Anne Donovan: They were written over a period of about six years. Some took a only a few weeks (sometimes it’s like that - you feel you have been given a gift and you just have to run with it) while others took years. I’d start something, put it away then return to it months later.

TSR: Did you have a collection in mind when you were writing them?

AD: When I started writing I never imagined anything would be published. I wrote for my own satisfaction. I’m not sure how the change came about but gradually I began to finish stories and polish them because I wanted to send them away and see what happened - I think it was less about publication in itself than a need to know whether anyone would think they were any good.
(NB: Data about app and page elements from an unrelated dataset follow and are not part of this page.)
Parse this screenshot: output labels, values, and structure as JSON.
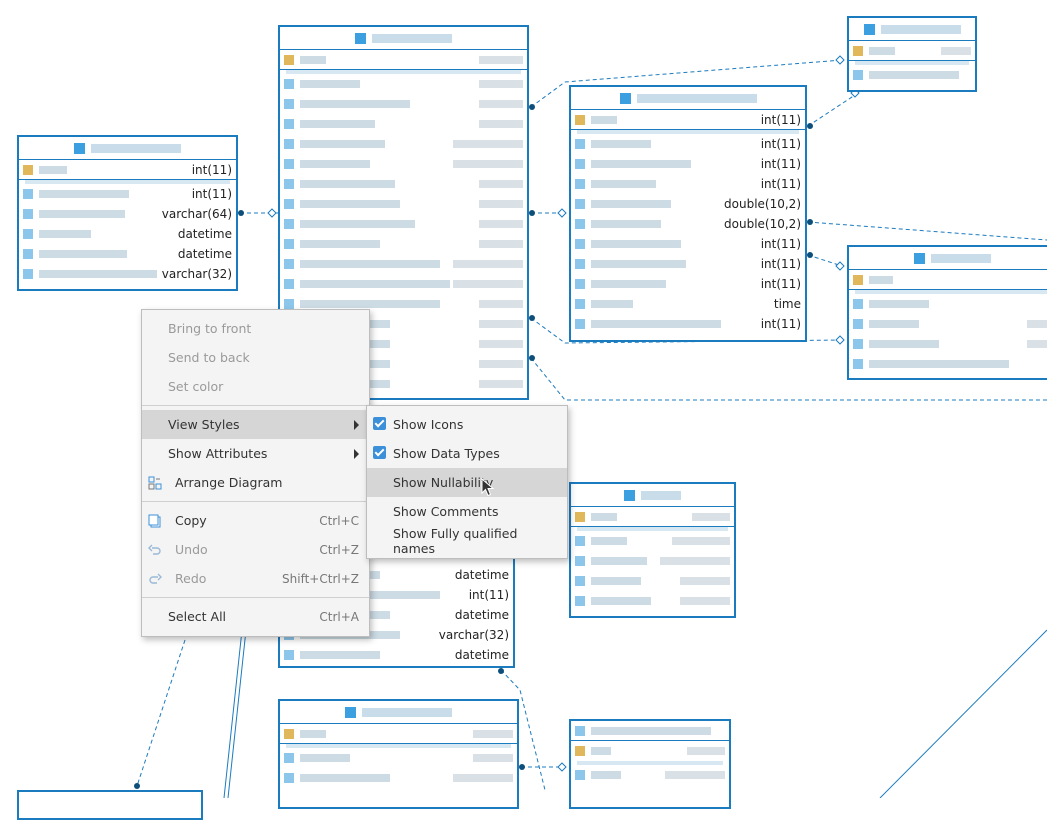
{
  "diagram": {
    "colors": {
      "border": "#1b7bbf",
      "accent": "#3c8fd9",
      "menu_bg": "#f4f4f4",
      "highlight": "#d6d6d6"
    },
    "entities": {
      "left": {
        "types": [
          "int(11)",
          "int(11)",
          "varchar(64)",
          "datetime",
          "datetime",
          "varchar(32)"
        ]
      },
      "right": {
        "types": [
          "int(11)",
          "int(11)",
          "int(11)",
          "int(11)",
          "double(10,2)",
          "double(10,2)",
          "int(11)",
          "int(11)",
          "int(11)",
          "time",
          "int(11)"
        ]
      },
      "center_lower": {
        "types": [
          "datetime",
          "int(11)",
          "datetime",
          "varchar(32)",
          "datetime"
        ]
      }
    }
  },
  "context_menu": {
    "items": [
      {
        "label": "Bring to front",
        "disabled": true
      },
      {
        "label": "Send to back",
        "disabled": true
      },
      {
        "label": "Set color",
        "disabled": true
      },
      {
        "label": "View Styles",
        "submenu": true,
        "highlighted": true
      },
      {
        "label": "Show Attributes",
        "submenu": true
      },
      {
        "label": "Arrange Diagram",
        "icon": "arrange-icon"
      },
      {
        "label": "Copy",
        "shortcut": "Ctrl+C",
        "icon": "copy-icon"
      },
      {
        "label": "Undo",
        "shortcut": "Ctrl+Z",
        "icon": "undo-icon",
        "disabled": true
      },
      {
        "label": "Redo",
        "shortcut": "Shift+Ctrl+Z",
        "icon": "redo-icon",
        "disabled": true
      },
      {
        "label": "Select All",
        "shortcut": "Ctrl+A"
      }
    ]
  },
  "submenu": {
    "items": [
      {
        "label": "Show Icons",
        "checked": true
      },
      {
        "label": "Show Data Types",
        "checked": true
      },
      {
        "label": "Show Nullability",
        "checked": false,
        "hover": true
      },
      {
        "label": "Show Comments",
        "checked": false
      },
      {
        "label": "Show Fully qualified names",
        "checked": false
      }
    ]
  }
}
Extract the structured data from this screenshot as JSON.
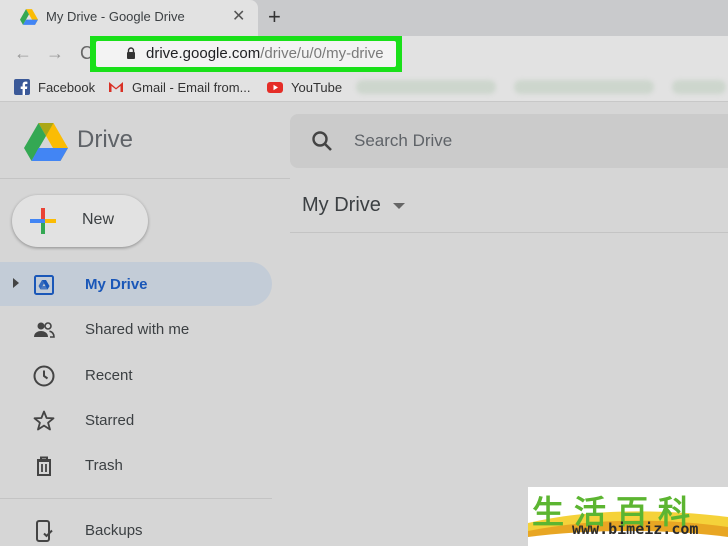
{
  "browser": {
    "tab": {
      "title": "My Drive - Google Drive",
      "close_glyph": "✕",
      "favicon": "google-drive-icon"
    },
    "new_tab_glyph": "+",
    "back_glyph": "←",
    "forward_glyph": "→",
    "reload_glyph": "C",
    "address": {
      "host": "drive.google.com",
      "path": "/drive/u/0/my-drive",
      "highlight_color": "#19e019"
    },
    "bookmarks": [
      {
        "label": "Facebook",
        "icon": "facebook-icon"
      },
      {
        "label": "Gmail - Email from...",
        "icon": "gmail-icon"
      },
      {
        "label": "YouTube",
        "icon": "youtube-icon"
      }
    ]
  },
  "sidebar": {
    "brand": "Drive",
    "new_button": "New",
    "items": [
      {
        "label": "My Drive",
        "icon": "my-drive-icon",
        "active": true
      },
      {
        "label": "Shared with me",
        "icon": "people-icon"
      },
      {
        "label": "Recent",
        "icon": "clock-icon"
      },
      {
        "label": "Starred",
        "icon": "star-icon"
      },
      {
        "label": "Trash",
        "icon": "trash-icon"
      },
      {
        "label": "Backups",
        "icon": "backup-phone-icon"
      }
    ]
  },
  "main": {
    "search_placeholder": "Search Drive",
    "page_title": "My Drive"
  },
  "watermark": {
    "chars": "生活百科",
    "url": "www.bimeiz.com"
  },
  "colors": {
    "accent_blue": "#1a57b8",
    "active_bg": "#c3ccd7",
    "highlight_green": "#19e019"
  }
}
I sent stories to various anthologies and competitions and gradually a few appeared in print.

TSR: How did you choose which stories to include and in what order?

AD: Although I had some say in it, I think the choice was more my publisher’s than mine (which was fine as I don’t think I had a lot of perspective on them). I just gave them everything I had and they liked some more than others, or felt some were too similar. Some of those which were left out have been published elsewhere. My editor, Karen McCrossan, was very helpful about order - I’d never really thought about running them from childhood through to old age - I’d envisaged it more like the running order on a CD, in terms of mood and tone! But I think it works well.

TSR: What does the word "story" mean to you?

AD:  By itself it suggests narrative but that’s actually the last thing I look for in a short story. For me, a good short story resonates around a significant moment in the character’s life, is economical and uses language to suggest far more than it says. My favourite stories are powerful, poignant, poetic and often have very little apparently happening on the outside. Alistair MacLeod and Alan Spence are typical of this as, of course, are some of the classic stories by writers such as Chekhov.

TSR: Do you have a "reader" in mind when you write stories?

AD:  When I’m writing I don’t think about anything other than being in the process. I’m very character-driven and while I write I really am in another world. When I’m editing my work I think about the reader in general terms to ensure that what I write makes sense - I read everything aloud several time over. If a story is commissioned for a particular purpose I think about its audience ( e.g. whether it will work on radio) but that happens after the first draft is done.

TSR: Is there anything you'd like to ask someone who has read your collection, anything at all?

AD: Did you have a favourite story and why?

TSR: How does it feel knowing that people are buying your book?

AD: It’s a wonderful feeling - I tend to meet people at readings and it’s lovely to hear them say that something you wrote has moved or affected them in some way.

TSR: What are you working on now?

AD: I’m working on quite a long short story and editing another shorter one. Not because I have a collection in mind - it’s just that’s what I do. I have never actually set out to write a novel but occasionally a story has turned out not to be a story.

TSR: What are the three most recent short story collections you've read?

ADThis sounds strange but I don’t really read collections. To me a story is more like a poem in its intensity and I find it quite difficult to read more than one story at a time. I'm more likely to read maybe two or three stories in a collection, then read something different and go back again. I frequently re-read stories I particularly enjoy. Though I happily pass on or donate novels to charity, I hardly ever give away short story collections or poetry books. Currently I am enjoying The Atmospheric Railway, the collected stories of Shena Mackay, whose work I admire very much. I’m just about to start The Thing Around Your Neck by Chimamanda Ngozi Adichie. I loved her novels and am excited about discovering her stories which have received excellent reviews. And I have recently revisited the wonderful Matters of Life and Death by Bernard MacLaverty.